*** Begin section ***

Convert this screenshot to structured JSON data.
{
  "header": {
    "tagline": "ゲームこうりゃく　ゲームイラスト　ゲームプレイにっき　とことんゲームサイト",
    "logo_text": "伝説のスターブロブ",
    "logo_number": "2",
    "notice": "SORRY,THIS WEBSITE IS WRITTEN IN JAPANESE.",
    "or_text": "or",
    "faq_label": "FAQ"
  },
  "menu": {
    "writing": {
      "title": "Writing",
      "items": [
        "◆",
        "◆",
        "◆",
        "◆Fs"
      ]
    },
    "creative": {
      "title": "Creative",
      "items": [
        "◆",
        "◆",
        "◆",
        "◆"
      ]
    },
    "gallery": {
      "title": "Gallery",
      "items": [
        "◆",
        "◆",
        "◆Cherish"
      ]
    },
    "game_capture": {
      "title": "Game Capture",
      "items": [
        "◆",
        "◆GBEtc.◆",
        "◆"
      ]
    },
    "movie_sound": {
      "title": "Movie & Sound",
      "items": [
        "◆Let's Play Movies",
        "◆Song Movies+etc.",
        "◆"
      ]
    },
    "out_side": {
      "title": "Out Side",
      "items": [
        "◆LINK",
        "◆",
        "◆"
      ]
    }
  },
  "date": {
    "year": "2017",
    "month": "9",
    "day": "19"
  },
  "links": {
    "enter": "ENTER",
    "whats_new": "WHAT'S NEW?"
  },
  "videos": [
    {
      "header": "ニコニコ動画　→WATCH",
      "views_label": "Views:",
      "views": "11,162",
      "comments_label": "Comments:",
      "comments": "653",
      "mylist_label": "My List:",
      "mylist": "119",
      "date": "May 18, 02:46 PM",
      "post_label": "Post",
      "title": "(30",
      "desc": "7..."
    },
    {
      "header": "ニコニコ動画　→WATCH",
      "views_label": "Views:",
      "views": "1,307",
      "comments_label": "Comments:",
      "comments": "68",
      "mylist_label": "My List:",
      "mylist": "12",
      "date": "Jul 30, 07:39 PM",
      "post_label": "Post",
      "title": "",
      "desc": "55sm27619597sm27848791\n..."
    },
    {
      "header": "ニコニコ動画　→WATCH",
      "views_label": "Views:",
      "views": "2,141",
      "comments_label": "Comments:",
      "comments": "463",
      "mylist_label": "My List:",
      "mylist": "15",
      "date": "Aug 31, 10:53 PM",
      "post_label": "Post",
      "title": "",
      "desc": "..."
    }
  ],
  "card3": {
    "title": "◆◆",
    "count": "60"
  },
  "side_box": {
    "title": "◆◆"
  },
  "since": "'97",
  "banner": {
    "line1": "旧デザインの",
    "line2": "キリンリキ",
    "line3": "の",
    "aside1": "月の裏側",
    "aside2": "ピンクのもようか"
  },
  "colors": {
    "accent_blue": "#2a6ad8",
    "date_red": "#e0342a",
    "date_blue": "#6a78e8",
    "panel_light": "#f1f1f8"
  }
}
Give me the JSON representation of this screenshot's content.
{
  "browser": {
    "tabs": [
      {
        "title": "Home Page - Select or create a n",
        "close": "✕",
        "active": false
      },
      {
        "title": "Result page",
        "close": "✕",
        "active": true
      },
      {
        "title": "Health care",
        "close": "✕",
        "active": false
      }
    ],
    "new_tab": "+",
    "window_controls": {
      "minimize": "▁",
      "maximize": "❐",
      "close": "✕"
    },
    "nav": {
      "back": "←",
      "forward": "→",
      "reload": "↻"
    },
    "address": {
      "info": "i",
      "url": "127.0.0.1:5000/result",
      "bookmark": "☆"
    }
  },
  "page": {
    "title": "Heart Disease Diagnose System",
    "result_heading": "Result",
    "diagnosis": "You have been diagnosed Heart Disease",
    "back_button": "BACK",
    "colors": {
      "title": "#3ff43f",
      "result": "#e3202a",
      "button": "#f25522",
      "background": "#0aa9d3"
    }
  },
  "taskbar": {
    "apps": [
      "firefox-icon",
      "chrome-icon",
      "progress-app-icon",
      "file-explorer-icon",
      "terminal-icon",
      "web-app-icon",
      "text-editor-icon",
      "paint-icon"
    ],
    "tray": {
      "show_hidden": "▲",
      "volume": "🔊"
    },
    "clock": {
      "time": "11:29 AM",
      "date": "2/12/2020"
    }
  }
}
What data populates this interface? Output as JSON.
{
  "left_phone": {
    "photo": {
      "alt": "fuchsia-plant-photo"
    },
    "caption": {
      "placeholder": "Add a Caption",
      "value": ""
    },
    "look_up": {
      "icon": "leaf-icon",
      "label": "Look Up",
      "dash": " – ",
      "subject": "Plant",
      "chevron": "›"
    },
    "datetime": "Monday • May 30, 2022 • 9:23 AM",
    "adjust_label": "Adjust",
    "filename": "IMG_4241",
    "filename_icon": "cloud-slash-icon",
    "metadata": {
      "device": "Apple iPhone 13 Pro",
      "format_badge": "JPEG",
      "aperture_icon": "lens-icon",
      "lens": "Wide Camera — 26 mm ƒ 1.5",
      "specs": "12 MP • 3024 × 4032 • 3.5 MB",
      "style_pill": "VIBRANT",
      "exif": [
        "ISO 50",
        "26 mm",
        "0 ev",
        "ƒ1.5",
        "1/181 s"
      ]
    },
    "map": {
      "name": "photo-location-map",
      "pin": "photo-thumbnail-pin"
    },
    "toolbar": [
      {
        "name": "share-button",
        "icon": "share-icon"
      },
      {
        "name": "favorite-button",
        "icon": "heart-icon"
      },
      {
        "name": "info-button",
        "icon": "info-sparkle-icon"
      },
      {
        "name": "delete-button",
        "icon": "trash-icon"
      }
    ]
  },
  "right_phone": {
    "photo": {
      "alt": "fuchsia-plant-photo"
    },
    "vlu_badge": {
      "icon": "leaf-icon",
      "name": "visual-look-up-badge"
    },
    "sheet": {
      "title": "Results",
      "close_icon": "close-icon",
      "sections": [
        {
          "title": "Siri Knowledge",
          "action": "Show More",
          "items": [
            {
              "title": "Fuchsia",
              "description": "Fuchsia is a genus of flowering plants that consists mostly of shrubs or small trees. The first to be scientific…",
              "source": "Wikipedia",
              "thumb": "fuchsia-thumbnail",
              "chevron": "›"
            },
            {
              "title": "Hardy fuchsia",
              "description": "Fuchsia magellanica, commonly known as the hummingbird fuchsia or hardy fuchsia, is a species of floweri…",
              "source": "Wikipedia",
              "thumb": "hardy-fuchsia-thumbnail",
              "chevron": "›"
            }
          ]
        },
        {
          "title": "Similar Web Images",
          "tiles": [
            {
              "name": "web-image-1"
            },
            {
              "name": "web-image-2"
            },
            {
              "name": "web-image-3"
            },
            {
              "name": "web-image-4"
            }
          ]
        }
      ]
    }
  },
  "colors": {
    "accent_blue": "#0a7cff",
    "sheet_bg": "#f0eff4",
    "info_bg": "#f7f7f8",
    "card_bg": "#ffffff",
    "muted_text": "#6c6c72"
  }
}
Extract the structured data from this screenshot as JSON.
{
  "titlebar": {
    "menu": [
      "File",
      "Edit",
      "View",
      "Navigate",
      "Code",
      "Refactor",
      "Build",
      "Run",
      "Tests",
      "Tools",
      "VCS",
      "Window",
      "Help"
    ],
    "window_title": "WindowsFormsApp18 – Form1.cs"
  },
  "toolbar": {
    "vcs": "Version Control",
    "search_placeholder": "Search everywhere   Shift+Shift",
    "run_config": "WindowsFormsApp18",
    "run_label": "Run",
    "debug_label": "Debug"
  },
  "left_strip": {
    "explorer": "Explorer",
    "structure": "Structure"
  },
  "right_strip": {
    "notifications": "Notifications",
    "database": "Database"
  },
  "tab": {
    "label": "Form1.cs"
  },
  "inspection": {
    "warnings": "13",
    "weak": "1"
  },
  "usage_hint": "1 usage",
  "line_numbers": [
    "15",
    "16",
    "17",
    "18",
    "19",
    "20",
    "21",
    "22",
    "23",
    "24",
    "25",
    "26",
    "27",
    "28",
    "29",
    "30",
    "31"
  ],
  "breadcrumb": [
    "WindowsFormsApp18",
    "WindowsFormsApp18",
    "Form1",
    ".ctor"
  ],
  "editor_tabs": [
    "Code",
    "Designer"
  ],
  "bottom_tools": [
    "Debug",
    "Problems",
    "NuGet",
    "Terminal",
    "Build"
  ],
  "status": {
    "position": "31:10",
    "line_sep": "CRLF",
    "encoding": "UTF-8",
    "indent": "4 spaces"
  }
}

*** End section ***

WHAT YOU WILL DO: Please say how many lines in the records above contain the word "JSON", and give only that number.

RESPONSE AREA: 4